**PROMPT**
Collect all lines from the records below that include the word "Computador".
(Beginning of PROVIDED MATERIAL)
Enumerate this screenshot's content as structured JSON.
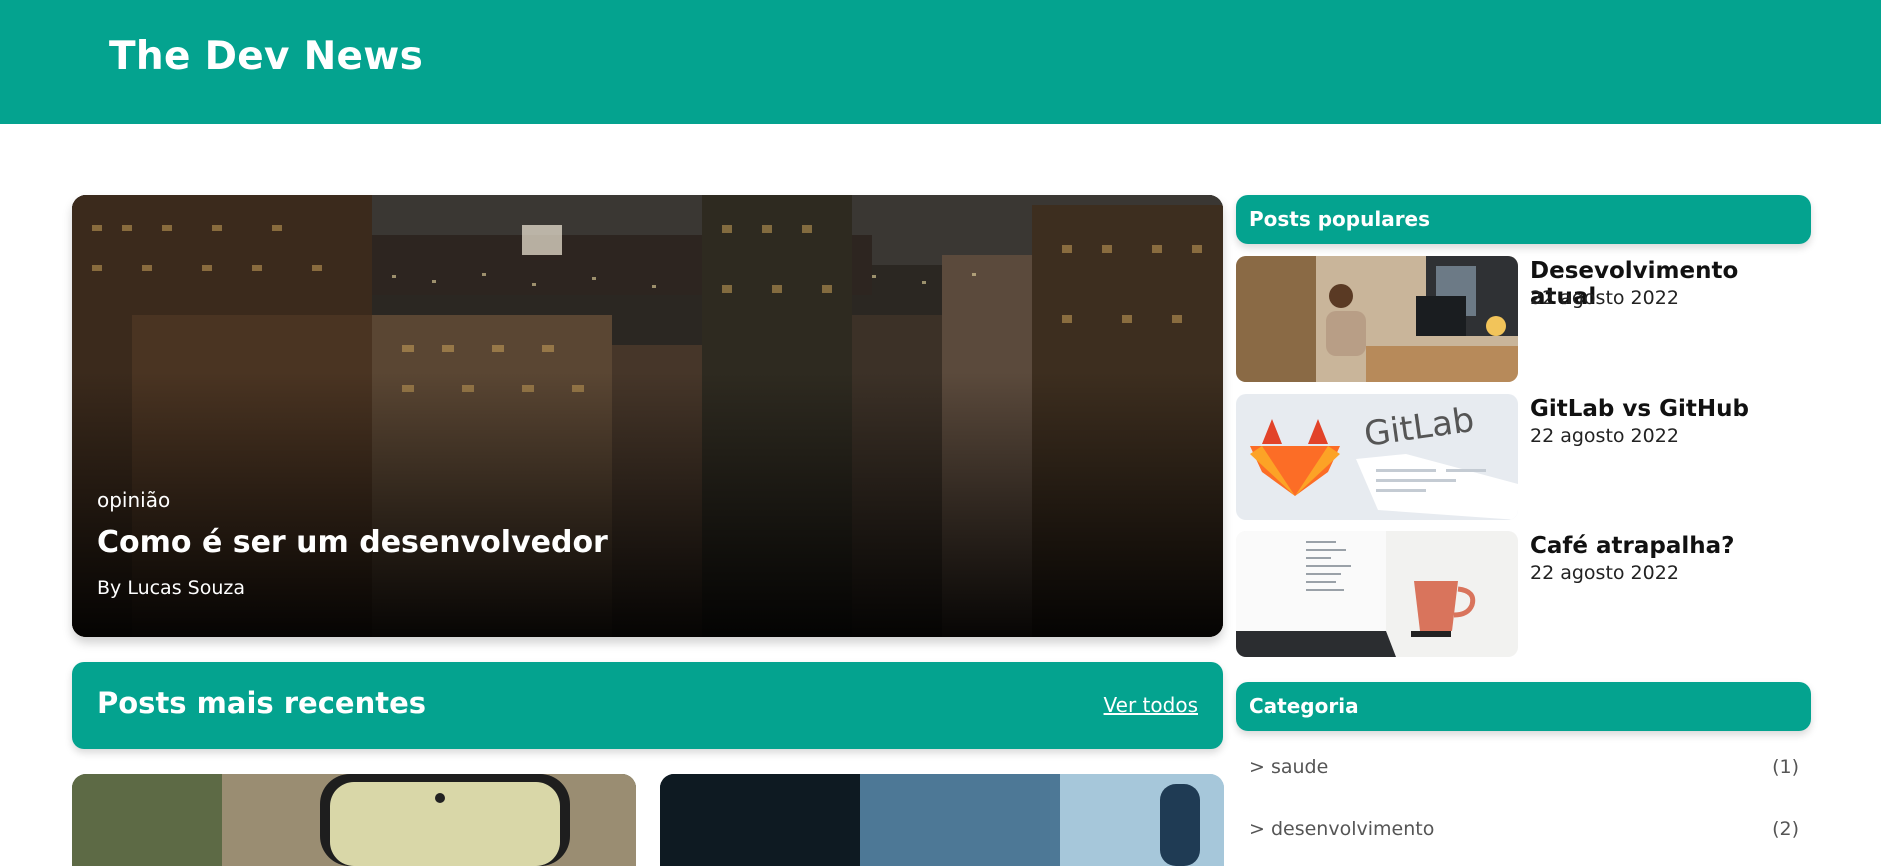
{
  "header": {
    "brand": "The Dev News"
  },
  "hero": {
    "category": "opinião",
    "title": "Como é ser um desenvolvedor",
    "author": "By Lucas Souza"
  },
  "recent": {
    "title": "Posts mais recentes",
    "view_all": "Ver todos"
  },
  "popular": {
    "title": "Posts populares",
    "items": [
      {
        "title": "Desevolvimento atual",
        "date": "22 agosto 2022"
      },
      {
        "title": "GitLab vs GitHub",
        "date": "22 agosto 2022"
      },
      {
        "title": "Café atrapalha?",
        "date": "22 agosto 2022"
      }
    ],
    "gitlab_logo_text": "GitLab"
  },
  "categories": {
    "title": "Categoria",
    "items": [
      {
        "name": "> saude",
        "count": "(1)"
      },
      {
        "name": "> desenvolvimento",
        "count": "(2)"
      }
    ]
  },
  "colors": {
    "accent": "#04a38f"
  }
}
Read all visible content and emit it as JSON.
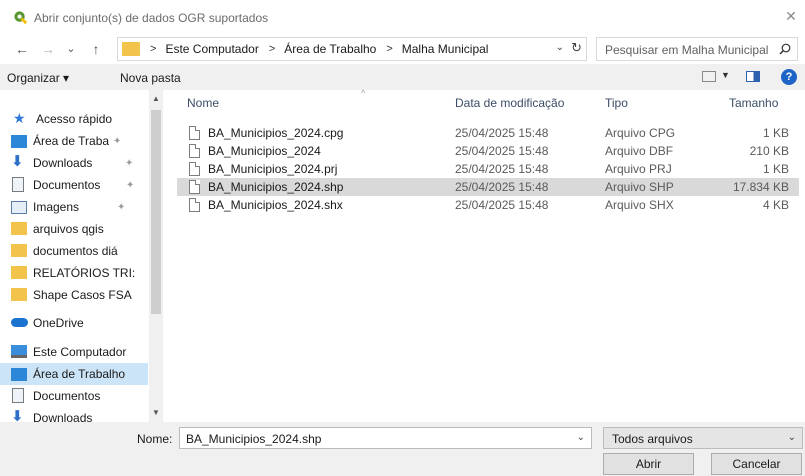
{
  "window": {
    "title": "Abrir conjunto(s) de dados OGR suportados",
    "close": "✕"
  },
  "nav": {
    "back": "←",
    "forward": "→",
    "recent": "⌄",
    "up": "↑",
    "breadcrumbs": [
      "Este Computador",
      "Área de Trabalho",
      "Malha Municipal"
    ],
    "search_placeholder": "Pesquisar em Malha Municipal"
  },
  "toolbar": {
    "organize": "Organizar ▾",
    "new_folder": "Nova pasta"
  },
  "sidebar": {
    "items": [
      {
        "label": "Acesso rápido",
        "icon": "star-icon",
        "pinned": false
      },
      {
        "label": "Área de Traba",
        "icon": "desktop-icon",
        "pinned": true
      },
      {
        "label": "Downloads",
        "icon": "download-icon",
        "pinned": true
      },
      {
        "label": "Documentos",
        "icon": "document-icon",
        "pinned": true
      },
      {
        "label": "Imagens",
        "icon": "image-icon",
        "pinned": true
      },
      {
        "label": "arquivos qgis",
        "icon": "folder-icon",
        "pinned": false
      },
      {
        "label": "documentos diá",
        "icon": "folder-icon",
        "pinned": false
      },
      {
        "label": "RELATÓRIOS TRI:",
        "icon": "folder-icon",
        "pinned": false
      },
      {
        "label": "Shape Casos FSA",
        "icon": "folder-icon",
        "pinned": false
      },
      {
        "label": "OneDrive",
        "icon": "cloud-icon",
        "pinned": false
      },
      {
        "label": "Este Computador",
        "icon": "computer-icon",
        "pinned": false
      },
      {
        "label": "Área de Trabalho",
        "icon": "desktop-icon",
        "pinned": false
      },
      {
        "label": "Documentos",
        "icon": "document-icon",
        "pinned": false
      },
      {
        "label": "Downloads",
        "icon": "download-icon",
        "pinned": false
      }
    ],
    "pin_glyph": "📌"
  },
  "columns": {
    "name": "Nome",
    "date": "Data de modificação",
    "type": "Tipo",
    "size": "Tamanho"
  },
  "files": [
    {
      "name": "BA_Municipios_2024.cpg",
      "date": "25/04/2025 15:48",
      "type": "Arquivo CPG",
      "size": "1 KB"
    },
    {
      "name": "BA_Municipios_2024",
      "date": "25/04/2025 15:48",
      "type": "Arquivo DBF",
      "size": "210 KB"
    },
    {
      "name": "BA_Municipios_2024.prj",
      "date": "25/04/2025 15:48",
      "type": "Arquivo PRJ",
      "size": "1 KB"
    },
    {
      "name": "BA_Municipios_2024.shp",
      "date": "25/04/2025 15:48",
      "type": "Arquivo SHP",
      "size": "17.834 KB"
    },
    {
      "name": "BA_Municipios_2024.shx",
      "date": "25/04/2025 15:48",
      "type": "Arquivo SHX",
      "size": "4 KB"
    }
  ],
  "footer": {
    "name_label": "Nome:",
    "name_value": "BA_Municipios_2024.shp",
    "filter_value": "Todos arquivos",
    "open_label": "Abrir",
    "cancel_label": "Cancelar"
  },
  "colors": {
    "accent": "#1e63c6",
    "selection": "#d9d9d9",
    "folder": "#f3c44b",
    "qgis_green": "#589632"
  }
}
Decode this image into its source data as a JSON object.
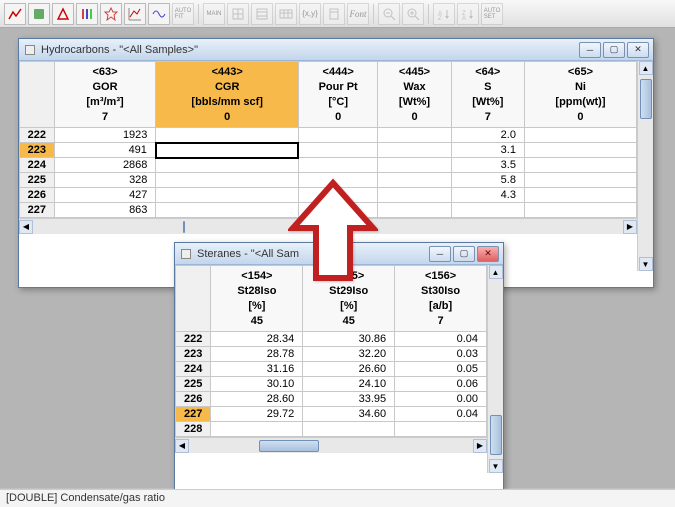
{
  "toolbar": [
    "chart-line",
    "chart-bar",
    "eq",
    "bars",
    "star",
    "line2",
    "wave",
    "auto",
    "main",
    "grid1",
    "grid2",
    "table",
    "xy",
    "clip",
    "font",
    "zoom-out",
    "zoom-in",
    "sort-asc",
    "sort-desc",
    "auto2"
  ],
  "win1": {
    "title": "Hydrocarbons - \"<All Samples>\"",
    "headers": [
      {
        "id": "<63>",
        "name": "GOR",
        "unit": "[m³/m³]",
        "val": "7"
      },
      {
        "id": "<443>",
        "name": "CGR",
        "unit": "[bbls/mm scf]",
        "val": "0",
        "sel": true
      },
      {
        "id": "<444>",
        "name": "Pour Pt",
        "unit": "[°C]",
        "val": "0"
      },
      {
        "id": "<445>",
        "name": "Wax",
        "unit": "[Wt%]",
        "val": "0"
      },
      {
        "id": "<64>",
        "name": "S",
        "unit": "[Wt%]",
        "val": "7"
      },
      {
        "id": "<65>",
        "name": "Ni",
        "unit": "[ppm(wt)]",
        "val": "0"
      }
    ],
    "rows": [
      {
        "hdr": "222",
        "gor": "1923",
        "s": "2.0"
      },
      {
        "hdr": "223",
        "gor": "491",
        "s": "3.1",
        "sel": true
      },
      {
        "hdr": "224",
        "gor": "2868",
        "s": "3.5"
      },
      {
        "hdr": "225",
        "gor": "328",
        "s": "5.8"
      },
      {
        "hdr": "226",
        "gor": "427",
        "s": "4.3"
      },
      {
        "hdr": "227",
        "gor": "863",
        "s": ""
      }
    ]
  },
  "win2": {
    "title": "Steranes - \"<All Sam",
    "headers": [
      {
        "id": "<154>",
        "name": "St28Iso",
        "unit": "[%]",
        "val": "45"
      },
      {
        "id": "<155>",
        "name": "St29Iso",
        "unit": "[%]",
        "val": "45"
      },
      {
        "id": "<156>",
        "name": "St30Iso",
        "unit": "[a/b]",
        "val": "7"
      }
    ],
    "rows": [
      {
        "hdr": "222",
        "c1": "28.34",
        "c2": "30.86",
        "c3": "0.04"
      },
      {
        "hdr": "223",
        "c1": "28.78",
        "c2": "32.20",
        "c3": "0.03"
      },
      {
        "hdr": "224",
        "c1": "31.16",
        "c2": "26.60",
        "c3": "0.05"
      },
      {
        "hdr": "225",
        "c1": "30.10",
        "c2": "24.10",
        "c3": "0.06"
      },
      {
        "hdr": "226",
        "c1": "28.60",
        "c2": "33.95",
        "c3": "0.00"
      },
      {
        "hdr": "227",
        "c1": "29.72",
        "c2": "34.60",
        "c3": "0.04",
        "sel": true
      },
      {
        "hdr": "228"
      }
    ]
  },
  "status": "[DOUBLE] Condensate/gas ratio"
}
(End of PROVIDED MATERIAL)
**EXERCISE SOLUTION**
      "Este Computador",
        "label": "Este Computador",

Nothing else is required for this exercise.